Throughout his campaign, now President-elect Trump attacked the Iran deal, claiming that “it will go down in history as one of the worst deals ever negotiated.” The future of the deal now seems to be far less certain, as Trump fills key positions with outspoken critics of the agreement. Congressman Mike Pompeo (R-KS), Trump’s recent pick for CIA director, is well-known for his hardline stance on the deal, recently noting that it should be “rolled back.”

French Foreign Minister Jean-Marc Ayrault, third right front, and German Foreign Minister Frank-Walter Steinmeier, fourth right front, stand in front of a bridge that was destroyed by shelling during the battle for Slovyansk in summer 2014, in Seleznivka village, eastern Ukraine, Thursday, Sept. 15, 2016.

Stringer/Photo via AP

Analysis & Opinions - Russia Matters

European Security Reform Holds Key to Breaking Stalemate in Ukraine

| Oct. 27, 2016

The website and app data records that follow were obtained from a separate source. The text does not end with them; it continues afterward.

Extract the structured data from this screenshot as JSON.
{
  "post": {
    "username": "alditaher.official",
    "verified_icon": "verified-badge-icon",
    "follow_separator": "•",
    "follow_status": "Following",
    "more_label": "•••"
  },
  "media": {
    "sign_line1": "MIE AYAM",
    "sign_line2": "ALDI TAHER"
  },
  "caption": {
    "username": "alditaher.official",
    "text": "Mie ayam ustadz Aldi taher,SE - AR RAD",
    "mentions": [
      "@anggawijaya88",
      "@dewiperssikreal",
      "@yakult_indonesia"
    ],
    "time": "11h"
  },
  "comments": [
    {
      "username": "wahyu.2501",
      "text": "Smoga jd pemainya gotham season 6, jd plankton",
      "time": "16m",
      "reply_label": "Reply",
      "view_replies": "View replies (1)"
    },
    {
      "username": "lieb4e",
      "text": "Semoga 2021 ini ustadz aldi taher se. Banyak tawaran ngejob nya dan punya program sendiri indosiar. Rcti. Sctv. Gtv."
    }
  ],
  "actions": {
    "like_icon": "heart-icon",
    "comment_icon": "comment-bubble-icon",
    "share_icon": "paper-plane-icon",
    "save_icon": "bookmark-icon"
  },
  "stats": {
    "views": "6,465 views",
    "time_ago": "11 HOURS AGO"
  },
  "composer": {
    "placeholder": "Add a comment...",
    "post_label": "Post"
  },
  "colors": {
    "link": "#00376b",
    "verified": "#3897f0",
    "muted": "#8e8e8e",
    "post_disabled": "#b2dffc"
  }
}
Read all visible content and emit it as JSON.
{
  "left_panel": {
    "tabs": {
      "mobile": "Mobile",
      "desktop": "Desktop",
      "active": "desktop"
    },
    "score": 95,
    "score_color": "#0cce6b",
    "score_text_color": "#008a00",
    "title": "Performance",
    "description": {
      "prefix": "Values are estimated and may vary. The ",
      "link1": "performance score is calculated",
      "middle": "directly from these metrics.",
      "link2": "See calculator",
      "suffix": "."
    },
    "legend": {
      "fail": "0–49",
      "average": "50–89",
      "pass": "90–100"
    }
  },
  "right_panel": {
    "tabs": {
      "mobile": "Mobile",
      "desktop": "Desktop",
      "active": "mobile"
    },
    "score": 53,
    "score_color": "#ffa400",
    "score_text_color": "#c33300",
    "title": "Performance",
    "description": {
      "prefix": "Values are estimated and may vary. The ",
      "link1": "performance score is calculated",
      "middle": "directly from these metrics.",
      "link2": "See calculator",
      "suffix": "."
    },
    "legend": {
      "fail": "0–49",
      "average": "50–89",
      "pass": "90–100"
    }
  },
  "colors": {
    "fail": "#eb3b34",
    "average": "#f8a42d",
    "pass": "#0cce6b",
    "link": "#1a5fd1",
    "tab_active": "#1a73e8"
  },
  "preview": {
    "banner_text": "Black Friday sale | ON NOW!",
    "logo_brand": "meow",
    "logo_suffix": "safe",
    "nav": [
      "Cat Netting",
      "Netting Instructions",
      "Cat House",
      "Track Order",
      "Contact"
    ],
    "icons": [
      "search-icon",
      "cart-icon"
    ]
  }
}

"To some it might seem that the devil is in the details of the February 2015 agreement, but, in my view, the heart of the impasse lies in the bigger picture: I believe that the primary reason the signatories to Minsk-2 keep locking horns over the fine print is that none of them—not Ukraine, not Russia, not the West—can be certain that their real minimal requirements for security will be met."

Report - Belfer Center for Science and International Affairs, Harvard Kennedy School

American Nuclear Diplomacy

| August 4, 2016

In this report, American Nuclear Diplomacy: Forging a New Consensus to Fight Climate Change and Weapons Proliferation, Former Deputy Secretary of Energy and Belfer Center Senior Fellow Daniel Poneman writes that we face two existential threats: nuclear annihilation and catastrophic climate change. Each, he says, stems from human origins. Both must be fought aggressively.

"Multiple studies confirm the grim truth that, even if all nations fulfill their Paris Climate Agreement emissions pledges, the world will still far overshoot the 2°C warming limit scientists say we must not exceed to prevent devastating climate impacts. Carbon-free nuclear energy can help close the gap. But can we expand its environmental benefits without increasing the risks of nuclear terror?"

Poneman outlines a diplomatic strategy and tough-minded, bipartisan policies to get us there.

Analysis & Opinions - The Washington Post

Is Venezuela the Fidelistas' last stand?

| July 30, 2016

In a bizarre turn of fate, the diehard supporters of Fidel Castro’s left-wing ideology seem to be fighting their last battle in Venezuela, as the frustrated, hungry populationthere pushes for democracy and change. Future of Diplomacy Senior Fellow, David Ignatius, takes a dive into the stalemate in political structure as citizens scour for food.